IFG Health’s meaningful use measures don’t have that overhead.  Eligible providers want to stay in business and do their jobs well.  Patients and their families want to be healthy and safe; they don’t want to be bankrupted by healthcare costs.  Providers and patients want tools that help them to make good decisions together.

Valuable healthcare IT products will reflect these desires in product requirements.  If  IT product functionality satisfies patient and provider requirements,  healthcare IT companies will measure meaningful use by counting their customers.  Patients and providers will measure meaningful use each time they use the product.  What strikes me most about Meaningful Use Stage 2 measures is the disturbing lack of quality assessments like understandability, usability and usefulness.

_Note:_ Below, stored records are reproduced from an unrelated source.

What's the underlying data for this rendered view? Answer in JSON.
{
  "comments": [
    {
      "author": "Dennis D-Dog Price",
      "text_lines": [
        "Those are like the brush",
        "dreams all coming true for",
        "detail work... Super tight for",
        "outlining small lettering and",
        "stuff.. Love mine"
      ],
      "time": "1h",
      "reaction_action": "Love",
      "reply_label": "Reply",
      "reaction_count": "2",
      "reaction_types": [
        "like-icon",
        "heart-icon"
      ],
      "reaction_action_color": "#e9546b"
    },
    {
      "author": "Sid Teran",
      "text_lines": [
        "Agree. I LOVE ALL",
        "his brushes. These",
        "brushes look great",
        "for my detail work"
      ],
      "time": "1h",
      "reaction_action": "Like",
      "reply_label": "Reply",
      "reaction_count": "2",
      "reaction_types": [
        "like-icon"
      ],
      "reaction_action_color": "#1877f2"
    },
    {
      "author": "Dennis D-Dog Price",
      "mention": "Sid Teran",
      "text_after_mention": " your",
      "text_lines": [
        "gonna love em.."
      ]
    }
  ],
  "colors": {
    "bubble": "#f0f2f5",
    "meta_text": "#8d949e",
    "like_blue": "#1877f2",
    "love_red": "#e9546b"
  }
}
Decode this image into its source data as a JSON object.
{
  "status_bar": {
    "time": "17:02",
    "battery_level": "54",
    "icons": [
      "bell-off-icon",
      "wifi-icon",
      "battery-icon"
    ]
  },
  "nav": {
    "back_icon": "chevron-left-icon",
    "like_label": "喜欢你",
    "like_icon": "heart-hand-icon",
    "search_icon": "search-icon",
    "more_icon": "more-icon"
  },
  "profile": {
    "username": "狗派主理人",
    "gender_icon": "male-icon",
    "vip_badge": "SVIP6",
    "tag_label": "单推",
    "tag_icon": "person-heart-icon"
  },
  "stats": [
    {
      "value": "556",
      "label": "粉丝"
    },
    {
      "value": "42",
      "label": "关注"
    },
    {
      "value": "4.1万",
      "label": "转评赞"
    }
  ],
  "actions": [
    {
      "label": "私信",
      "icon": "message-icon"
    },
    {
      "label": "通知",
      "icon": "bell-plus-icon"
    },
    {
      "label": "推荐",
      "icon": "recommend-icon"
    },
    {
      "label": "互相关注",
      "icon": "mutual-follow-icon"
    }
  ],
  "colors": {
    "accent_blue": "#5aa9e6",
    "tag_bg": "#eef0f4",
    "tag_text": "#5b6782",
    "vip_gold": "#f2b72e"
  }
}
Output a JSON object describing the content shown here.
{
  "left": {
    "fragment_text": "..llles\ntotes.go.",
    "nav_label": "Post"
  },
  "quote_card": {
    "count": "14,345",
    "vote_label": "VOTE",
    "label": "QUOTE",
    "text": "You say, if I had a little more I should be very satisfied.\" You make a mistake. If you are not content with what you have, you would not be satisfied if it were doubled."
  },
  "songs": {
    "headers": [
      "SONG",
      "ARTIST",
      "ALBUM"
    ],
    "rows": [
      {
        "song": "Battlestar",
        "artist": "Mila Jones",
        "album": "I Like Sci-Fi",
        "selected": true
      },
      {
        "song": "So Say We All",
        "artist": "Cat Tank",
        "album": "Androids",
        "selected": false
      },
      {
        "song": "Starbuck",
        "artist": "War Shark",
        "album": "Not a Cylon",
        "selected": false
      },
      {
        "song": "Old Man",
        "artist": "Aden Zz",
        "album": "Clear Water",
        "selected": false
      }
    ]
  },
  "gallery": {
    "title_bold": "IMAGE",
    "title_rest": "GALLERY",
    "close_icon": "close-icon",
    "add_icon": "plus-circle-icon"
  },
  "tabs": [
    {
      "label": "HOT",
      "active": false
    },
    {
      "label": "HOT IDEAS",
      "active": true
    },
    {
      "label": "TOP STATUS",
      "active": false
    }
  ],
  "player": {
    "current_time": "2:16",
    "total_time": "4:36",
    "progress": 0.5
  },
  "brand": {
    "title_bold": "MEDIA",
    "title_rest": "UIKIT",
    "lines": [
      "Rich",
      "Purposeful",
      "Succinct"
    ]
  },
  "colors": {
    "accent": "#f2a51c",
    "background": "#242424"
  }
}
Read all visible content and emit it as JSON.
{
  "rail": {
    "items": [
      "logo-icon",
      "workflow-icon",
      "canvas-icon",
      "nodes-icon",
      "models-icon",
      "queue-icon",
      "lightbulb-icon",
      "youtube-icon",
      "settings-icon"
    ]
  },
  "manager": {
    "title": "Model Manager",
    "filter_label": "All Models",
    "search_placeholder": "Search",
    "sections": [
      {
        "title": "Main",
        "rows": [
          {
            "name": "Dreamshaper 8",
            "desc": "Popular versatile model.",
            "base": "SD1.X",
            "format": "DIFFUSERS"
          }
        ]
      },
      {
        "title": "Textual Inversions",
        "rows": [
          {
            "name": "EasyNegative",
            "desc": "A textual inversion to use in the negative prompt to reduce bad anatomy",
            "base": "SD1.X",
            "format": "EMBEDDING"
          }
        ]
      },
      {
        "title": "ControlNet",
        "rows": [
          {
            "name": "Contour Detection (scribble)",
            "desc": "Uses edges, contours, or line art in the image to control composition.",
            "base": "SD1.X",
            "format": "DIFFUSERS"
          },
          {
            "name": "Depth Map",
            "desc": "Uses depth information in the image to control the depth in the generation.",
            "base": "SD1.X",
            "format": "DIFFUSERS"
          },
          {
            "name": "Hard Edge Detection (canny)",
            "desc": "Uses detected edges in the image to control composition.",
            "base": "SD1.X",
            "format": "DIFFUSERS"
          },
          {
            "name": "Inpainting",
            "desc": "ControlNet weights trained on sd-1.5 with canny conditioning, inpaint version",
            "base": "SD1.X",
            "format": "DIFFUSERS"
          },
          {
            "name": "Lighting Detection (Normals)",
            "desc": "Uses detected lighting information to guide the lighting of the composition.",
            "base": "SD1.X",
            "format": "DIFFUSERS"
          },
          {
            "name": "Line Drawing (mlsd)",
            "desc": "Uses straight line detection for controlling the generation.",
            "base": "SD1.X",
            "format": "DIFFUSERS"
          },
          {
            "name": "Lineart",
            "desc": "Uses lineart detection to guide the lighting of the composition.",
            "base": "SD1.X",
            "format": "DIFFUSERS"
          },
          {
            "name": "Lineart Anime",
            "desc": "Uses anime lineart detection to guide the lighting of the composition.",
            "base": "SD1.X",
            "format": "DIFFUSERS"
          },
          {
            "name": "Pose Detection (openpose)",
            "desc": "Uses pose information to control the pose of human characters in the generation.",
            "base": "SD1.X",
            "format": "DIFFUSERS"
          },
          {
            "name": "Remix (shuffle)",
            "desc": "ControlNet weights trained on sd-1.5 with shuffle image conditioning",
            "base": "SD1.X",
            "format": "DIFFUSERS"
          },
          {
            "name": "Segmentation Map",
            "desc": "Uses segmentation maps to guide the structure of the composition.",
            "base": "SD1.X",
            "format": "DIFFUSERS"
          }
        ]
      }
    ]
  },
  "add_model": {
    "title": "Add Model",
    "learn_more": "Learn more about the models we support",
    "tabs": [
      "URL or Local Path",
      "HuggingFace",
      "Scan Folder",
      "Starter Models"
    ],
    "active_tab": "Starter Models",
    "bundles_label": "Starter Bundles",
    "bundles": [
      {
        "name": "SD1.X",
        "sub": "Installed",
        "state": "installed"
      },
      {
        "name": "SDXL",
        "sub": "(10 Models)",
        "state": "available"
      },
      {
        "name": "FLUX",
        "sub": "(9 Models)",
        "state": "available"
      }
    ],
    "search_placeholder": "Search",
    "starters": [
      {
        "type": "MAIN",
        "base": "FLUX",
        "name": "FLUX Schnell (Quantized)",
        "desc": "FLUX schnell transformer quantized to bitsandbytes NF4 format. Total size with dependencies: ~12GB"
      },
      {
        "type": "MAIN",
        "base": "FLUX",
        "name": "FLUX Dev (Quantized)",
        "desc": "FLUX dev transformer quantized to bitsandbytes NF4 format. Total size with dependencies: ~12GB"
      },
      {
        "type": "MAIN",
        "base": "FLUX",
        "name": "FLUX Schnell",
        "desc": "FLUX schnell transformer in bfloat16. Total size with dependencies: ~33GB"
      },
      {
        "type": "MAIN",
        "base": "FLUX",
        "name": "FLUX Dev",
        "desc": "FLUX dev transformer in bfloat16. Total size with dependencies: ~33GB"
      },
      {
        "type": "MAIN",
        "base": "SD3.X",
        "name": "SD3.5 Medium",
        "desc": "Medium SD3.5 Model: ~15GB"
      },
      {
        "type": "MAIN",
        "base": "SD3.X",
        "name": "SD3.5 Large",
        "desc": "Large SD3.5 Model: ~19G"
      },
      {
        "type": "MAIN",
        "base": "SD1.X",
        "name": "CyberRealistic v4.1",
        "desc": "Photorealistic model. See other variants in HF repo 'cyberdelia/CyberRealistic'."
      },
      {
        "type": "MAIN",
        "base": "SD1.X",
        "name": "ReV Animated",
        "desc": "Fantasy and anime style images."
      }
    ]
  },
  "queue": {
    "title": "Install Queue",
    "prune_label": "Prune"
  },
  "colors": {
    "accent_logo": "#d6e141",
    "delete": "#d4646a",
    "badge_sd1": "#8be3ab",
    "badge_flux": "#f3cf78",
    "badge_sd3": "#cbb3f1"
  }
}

The IFG Health meaningful use measures provide immediacy, chain of data custody, availability, security, and understandability to patients.   These are quality measures that we believe reflect immediately perceivable value and true, meaningful use.

Why Not?

Friday, August 24th, 2012

There are those who look at things the way they are, and ask why… I dream of things that never were, and ask why not? Robert Kennedy

Through the Innov8 for Health experience, it has been difficult to communicate to people the power of healthcare decision aids for patients. This past week I made the email acquaintance of Palo Alto Medical Foundation researcher Dominick Frosch, PhD.

Dr. Frosch’s research area is Shared Decision Making. Shared Decision Making between clinicians and patients spreads places patient needs and preferences into the mix when a medical decision is made. Frosch introduced me to a paper by Barry et al in which a shared decision invention, in this case a video, was used to determine if such use would reduce physician malpractice risk. The results of the small study seemed to indicate the Shared Decision Making intervention, in this instance, provided a high “degree of medical legal protection.”

We at IFG Health anticipate that putting patient data in patients’ hands and using their information and preferences in diagnoses and care planning will create an atmosphere of shared responsibility and shared risk that will alleviate a lot of systemic complaints. Learning will need to take place on the clinical and on the patient side in order for this to occur.  However, the vision of a system in which healthcare is a joint activity is one of a hopeful future.  Why not!

Take Control

Wednesday, August 15th, 2012

The Institute of Medicine asserts patients need to be in control of their healthcare experience.  While this sounds attractive and empowering, most of us have little insight into the inner workings of the Medical Industrial Complex (MIC).

The MIC has the power of information technology that presents the impression that it knows all and sees all.  “Pay no attention to the man behind the curtain!”

IFG Health aims to level the playing field.  We provide insights into MIC operations, and tips on navigating the system.  Our products are powerful management tools that humanize and organize the healthcare experience.